[Dataset rows describing interfaces]

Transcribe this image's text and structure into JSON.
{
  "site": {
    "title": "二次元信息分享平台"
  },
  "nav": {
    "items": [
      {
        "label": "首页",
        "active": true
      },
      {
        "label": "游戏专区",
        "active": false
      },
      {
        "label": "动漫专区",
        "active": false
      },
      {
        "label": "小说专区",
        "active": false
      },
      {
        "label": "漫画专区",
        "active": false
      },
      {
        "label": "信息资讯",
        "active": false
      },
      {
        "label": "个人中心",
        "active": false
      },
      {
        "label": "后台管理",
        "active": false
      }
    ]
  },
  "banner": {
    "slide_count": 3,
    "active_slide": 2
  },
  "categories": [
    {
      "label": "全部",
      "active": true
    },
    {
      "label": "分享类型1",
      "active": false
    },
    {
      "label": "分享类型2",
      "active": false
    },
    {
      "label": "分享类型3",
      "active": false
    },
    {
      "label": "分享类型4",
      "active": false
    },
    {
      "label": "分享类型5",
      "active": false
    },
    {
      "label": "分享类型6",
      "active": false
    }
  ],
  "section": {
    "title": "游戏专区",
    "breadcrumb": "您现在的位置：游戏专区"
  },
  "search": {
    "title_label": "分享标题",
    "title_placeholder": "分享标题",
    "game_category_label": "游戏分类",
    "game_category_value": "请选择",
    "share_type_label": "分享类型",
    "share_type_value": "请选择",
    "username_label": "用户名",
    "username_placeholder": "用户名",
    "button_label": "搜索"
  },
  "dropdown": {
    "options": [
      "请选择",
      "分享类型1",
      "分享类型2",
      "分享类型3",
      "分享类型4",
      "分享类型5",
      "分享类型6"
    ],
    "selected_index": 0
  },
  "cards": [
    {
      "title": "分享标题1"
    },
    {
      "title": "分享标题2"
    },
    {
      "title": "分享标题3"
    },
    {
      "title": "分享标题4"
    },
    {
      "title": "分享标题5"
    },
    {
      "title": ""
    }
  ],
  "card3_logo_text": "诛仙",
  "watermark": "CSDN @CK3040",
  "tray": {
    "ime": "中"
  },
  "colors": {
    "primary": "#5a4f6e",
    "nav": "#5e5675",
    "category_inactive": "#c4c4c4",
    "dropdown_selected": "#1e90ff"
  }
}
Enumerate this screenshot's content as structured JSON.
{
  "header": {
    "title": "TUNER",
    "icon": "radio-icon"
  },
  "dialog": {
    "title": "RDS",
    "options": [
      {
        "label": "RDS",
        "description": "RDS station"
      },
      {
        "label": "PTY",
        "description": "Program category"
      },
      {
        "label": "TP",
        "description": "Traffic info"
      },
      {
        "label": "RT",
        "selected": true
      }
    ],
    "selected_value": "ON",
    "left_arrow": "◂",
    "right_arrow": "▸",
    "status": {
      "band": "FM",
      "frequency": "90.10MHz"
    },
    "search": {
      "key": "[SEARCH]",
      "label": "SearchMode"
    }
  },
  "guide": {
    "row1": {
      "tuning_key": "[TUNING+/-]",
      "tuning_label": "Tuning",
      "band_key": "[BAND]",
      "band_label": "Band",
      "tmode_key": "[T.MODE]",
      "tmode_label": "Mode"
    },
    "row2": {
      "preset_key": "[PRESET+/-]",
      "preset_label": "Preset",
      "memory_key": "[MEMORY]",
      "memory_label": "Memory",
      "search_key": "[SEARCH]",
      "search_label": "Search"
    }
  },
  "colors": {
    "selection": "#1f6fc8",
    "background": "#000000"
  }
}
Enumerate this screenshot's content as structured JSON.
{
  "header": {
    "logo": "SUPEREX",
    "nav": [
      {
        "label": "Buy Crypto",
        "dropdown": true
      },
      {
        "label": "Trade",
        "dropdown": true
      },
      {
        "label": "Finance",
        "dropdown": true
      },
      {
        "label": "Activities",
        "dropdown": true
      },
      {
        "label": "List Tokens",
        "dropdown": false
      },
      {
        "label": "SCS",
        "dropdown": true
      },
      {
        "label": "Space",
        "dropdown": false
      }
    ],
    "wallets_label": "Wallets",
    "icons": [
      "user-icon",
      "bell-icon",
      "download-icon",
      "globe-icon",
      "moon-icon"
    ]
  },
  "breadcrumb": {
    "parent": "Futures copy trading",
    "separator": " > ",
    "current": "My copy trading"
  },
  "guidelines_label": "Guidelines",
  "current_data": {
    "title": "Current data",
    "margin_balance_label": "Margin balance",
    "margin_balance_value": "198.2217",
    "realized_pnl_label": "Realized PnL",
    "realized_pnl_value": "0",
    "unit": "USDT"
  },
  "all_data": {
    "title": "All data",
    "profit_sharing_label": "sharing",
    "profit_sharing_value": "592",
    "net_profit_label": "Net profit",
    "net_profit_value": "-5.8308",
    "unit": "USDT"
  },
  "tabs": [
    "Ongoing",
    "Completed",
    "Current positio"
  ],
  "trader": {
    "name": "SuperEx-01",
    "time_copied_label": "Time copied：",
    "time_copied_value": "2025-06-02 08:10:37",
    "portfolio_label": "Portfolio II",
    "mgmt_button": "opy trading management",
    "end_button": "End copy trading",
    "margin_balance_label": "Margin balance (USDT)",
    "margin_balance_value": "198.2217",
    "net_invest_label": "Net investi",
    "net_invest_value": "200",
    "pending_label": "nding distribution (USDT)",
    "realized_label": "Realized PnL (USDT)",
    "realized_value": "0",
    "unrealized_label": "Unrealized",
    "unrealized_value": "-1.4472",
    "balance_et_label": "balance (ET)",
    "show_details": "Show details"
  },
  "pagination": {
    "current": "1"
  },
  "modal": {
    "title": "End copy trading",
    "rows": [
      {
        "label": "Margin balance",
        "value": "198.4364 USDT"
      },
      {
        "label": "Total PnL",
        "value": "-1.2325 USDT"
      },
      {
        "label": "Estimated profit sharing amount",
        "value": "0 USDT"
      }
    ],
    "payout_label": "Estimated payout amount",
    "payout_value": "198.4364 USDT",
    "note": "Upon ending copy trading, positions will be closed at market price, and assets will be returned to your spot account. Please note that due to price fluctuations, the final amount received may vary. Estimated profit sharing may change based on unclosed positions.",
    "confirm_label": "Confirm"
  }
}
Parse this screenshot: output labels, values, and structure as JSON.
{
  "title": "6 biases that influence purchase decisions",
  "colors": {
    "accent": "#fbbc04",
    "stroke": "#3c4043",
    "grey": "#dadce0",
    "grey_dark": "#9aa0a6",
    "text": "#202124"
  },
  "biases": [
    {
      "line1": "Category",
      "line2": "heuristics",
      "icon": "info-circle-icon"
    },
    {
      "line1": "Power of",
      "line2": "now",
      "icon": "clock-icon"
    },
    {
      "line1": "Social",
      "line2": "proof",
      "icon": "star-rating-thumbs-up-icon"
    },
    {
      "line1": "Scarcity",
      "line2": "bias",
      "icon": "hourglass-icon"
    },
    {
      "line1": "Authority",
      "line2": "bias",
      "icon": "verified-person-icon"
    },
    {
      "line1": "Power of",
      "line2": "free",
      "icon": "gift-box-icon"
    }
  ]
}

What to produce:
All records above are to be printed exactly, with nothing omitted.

Reply:
Transcribe this image's text and structure into JSON.
{
  "site": {
    "title": "二次元信息分享平台"
  },
  "nav": {
    "items": [
      {
        "label": "首页",
        "active": true
      },
      {
        "label": "游戏专区",
        "active": false
      },
      {
        "label": "动漫专区",
        "active": false
      },
      {
        "label": "小说专区",
        "active": false
      },
      {
        "label": "漫画专区",
        "active": false
      },
      {
        "label": "信息资讯",
        "active": false
      },
      {
        "label": "个人中心",
        "active": false
      },
      {
        "label": "后台管理",
        "active": false
      }
    ]
  },
  "banner": {
    "slide_count": 3,
    "active_slide": 2
  },
  "categories": [
    {
      "label": "全部",
      "active": true
    },
    {
      "label": "分享类型1",
      "active": false
    },
    {
      "label": "分享类型2",
      "active": false
    },
    {
      "label": "分享类型3",
      "active": false
    },
    {
      "label": "分享类型4",
      "active": false
    },
    {
      "label": "分享类型5",
      "active": false
    },
    {
      "label": "分享类型6",
      "active": false
    }
  ],
  "section": {
    "title": "游戏专区",
    "breadcrumb": "您现在的位置：游戏专区"
  },
  "search": {
    "title_label": "分享标题",
    "title_placeholder": "分享标题",
    "game_category_label": "游戏分类",
    "game_category_value": "请选择",
    "share_type_label": "分享类型",
    "share_type_value": "请选择",
    "username_label": "用户名",
    "username_placeholder": "用户名",
    "button_label": "搜索"
  },
  "dropdown": {
    "options": [
      "请选择",
      "分享类型1",
      "分享类型2",
      "分享类型3",
      "分享类型4",
      "分享类型5",
      "分享类型6"
    ],
    "selected_index": 0
  },
  "cards": [
    {
      "title": "分享标题1"
    },
    {
      "title": "分享标题2"
    },
    {
      "title": "分享标题3"
    },
    {
      "title": "分享标题4"
    },
    {
      "title": "分享标题5"
    },
    {
      "title": ""
    }
  ],
  "card3_logo_text": "诛仙",
  "watermark": "CSDN @CK3040",
  "tray": {
    "ime": "中"
  },
  "colors": {
    "primary": "#5a4f6e",
    "nav": "#5e5675",
    "category_inactive": "#c4c4c4",
    "dropdown_selected": "#1e90ff"
  }
}
Enumerate this screenshot's content as structured JSON.
{
  "header": {
    "title": "TUNER",
    "icon": "radio-icon"
  },
  "dialog": {
    "title": "RDS",
    "options": [
      {
        "label": "RDS",
        "description": "RDS station"
      },
      {
        "label": "PTY",
        "description": "Program category"
      },
      {
        "label": "TP",
        "description": "Traffic info"
      },
      {
        "label": "RT",
        "selected": true
      }
    ],
    "selected_value": "ON",
    "left_arrow": "◂",
    "right_arrow": "▸",
    "status": {
      "band": "FM",
      "frequency": "90.10MHz"
    },
    "search": {
      "key": "[SEARCH]",
      "label": "SearchMode"
    }
  },
  "guide": {
    "row1": {
      "tuning_key": "[TUNING+/-]",
      "tuning_label": "Tuning",
      "band_key": "[BAND]",
      "band_label": "Band",
      "tmode_key": "[T.MODE]",
      "tmode_label": "Mode"
    },
    "row2": {
      "preset_key": "[PRESET+/-]",
      "preset_label": "Preset",
      "memory_key": "[MEMORY]",
      "memory_label": "Memory",
      "search_key": "[SEARCH]",
      "search_label": "Search"
    }
  },
  "colors": {
    "selection": "#1f6fc8",
    "background": "#000000"
  }
}
Enumerate this screenshot's content as structured JSON.
{
  "header": {
    "logo": "SUPEREX",
    "nav": [
      {
        "label": "Buy Crypto",
        "dropdown": true
      },
      {
        "label": "Trade",
        "dropdown": true
      },
      {
        "label": "Finance",
        "dropdown": true
      },
      {
        "label": "Activities",
        "dropdown": true
      },
      {
        "label": "List Tokens",
        "dropdown": false
      },
      {
        "label": "SCS",
        "dropdown": true
      },
      {
        "label": "Space",
        "dropdown": false
      }
    ],
    "wallets_label": "Wallets",
    "icons": [
      "user-icon",
      "bell-icon",
      "download-icon",
      "globe-icon",
      "moon-icon"
    ]
  },
  "breadcrumb": {
    "parent": "Futures copy trading",
    "separator": " > ",
    "current": "My copy trading"
  },
  "guidelines_label": "Guidelines",
  "current_data": {
    "title": "Current data",
    "margin_balance_label": "Margin balance",
    "margin_balance_value": "198.2217",
    "realized_pnl_label": "Realized PnL",
    "realized_pnl_value": "0",
    "unit": "USDT"
  },
  "all_data": {
    "title": "All data",
    "profit_sharing_label": "sharing",
    "profit_sharing_value": "592",
    "net_profit_label": "Net profit",
    "net_profit_value": "-5.8308",
    "unit": "USDT"
  },
  "tabs": [
    "Ongoing",
    "Completed",
    "Current positio"
  ],
  "trader": {
    "name": "SuperEx-01",
    "time_copied_label": "Time copied：",
    "time_copied_value": "2025-06-02 08:10:37",
    "portfolio_label": "Portfolio II",
    "mgmt_button": "opy trading management",
    "end_button": "End copy trading",
    "margin_balance_label": "Margin balance (USDT)",
    "margin_balance_value": "198.2217",
    "net_invest_label": "Net investi",
    "net_invest_value": "200",
    "pending_label": "nding distribution (USDT)",
    "realized_label": "Realized PnL (USDT)",
    "realized_value": "0",
    "unrealized_label": "Unrealized",
    "unrealized_value": "-1.4472",
    "balance_et_label": "balance (ET)",
    "show_details": "Show details"
  },
  "pagination": {
    "current": "1"
  },
  "modal": {
    "title": "End copy trading",
    "rows": [
      {
        "label": "Margin balance",
        "value": "198.4364 USDT"
      },
      {
        "label": "Total PnL",
        "value": "-1.2325 USDT"
      },
      {
        "label": "Estimated profit sharing amount",
        "value": "0 USDT"
      }
    ],
    "payout_label": "Estimated payout amount",
    "payout_value": "198.4364 USDT",
    "note": "Upon ending copy trading, positions will be closed at market price, and assets will be returned to your spot account. Please note that due to price fluctuations, the final amount received may vary. Estimated profit sharing may change based on unclosed positions.",
    "confirm_label": "Confirm"
  }
}
Parse this screenshot: output labels, values, and structure as JSON.
{
  "title": "6 biases that influence purchase decisions",
  "colors": {
    "accent": "#fbbc04",
    "stroke": "#3c4043",
    "grey": "#dadce0",
    "grey_dark": "#9aa0a6",
    "text": "#202124"
  },
  "biases": [
    {
      "line1": "Category",
      "line2": "heuristics",
      "icon": "info-circle-icon"
    },
    {
      "line1": "Power of",
      "line2": "now",
      "icon": "clock-icon"
    },
    {
      "line1": "Social",
      "line2": "proof",
      "icon": "star-rating-thumbs-up-icon"
    },
    {
      "line1": "Scarcity",
      "line2": "bias",
      "icon": "hourglass-icon"
    },
    {
      "line1": "Authority",
      "line2": "bias",
      "icon": "verified-person-icon"
    },
    {
      "line1": "Power of",
      "line2": "free",
      "icon": "gift-box-icon"
    }
  ]
}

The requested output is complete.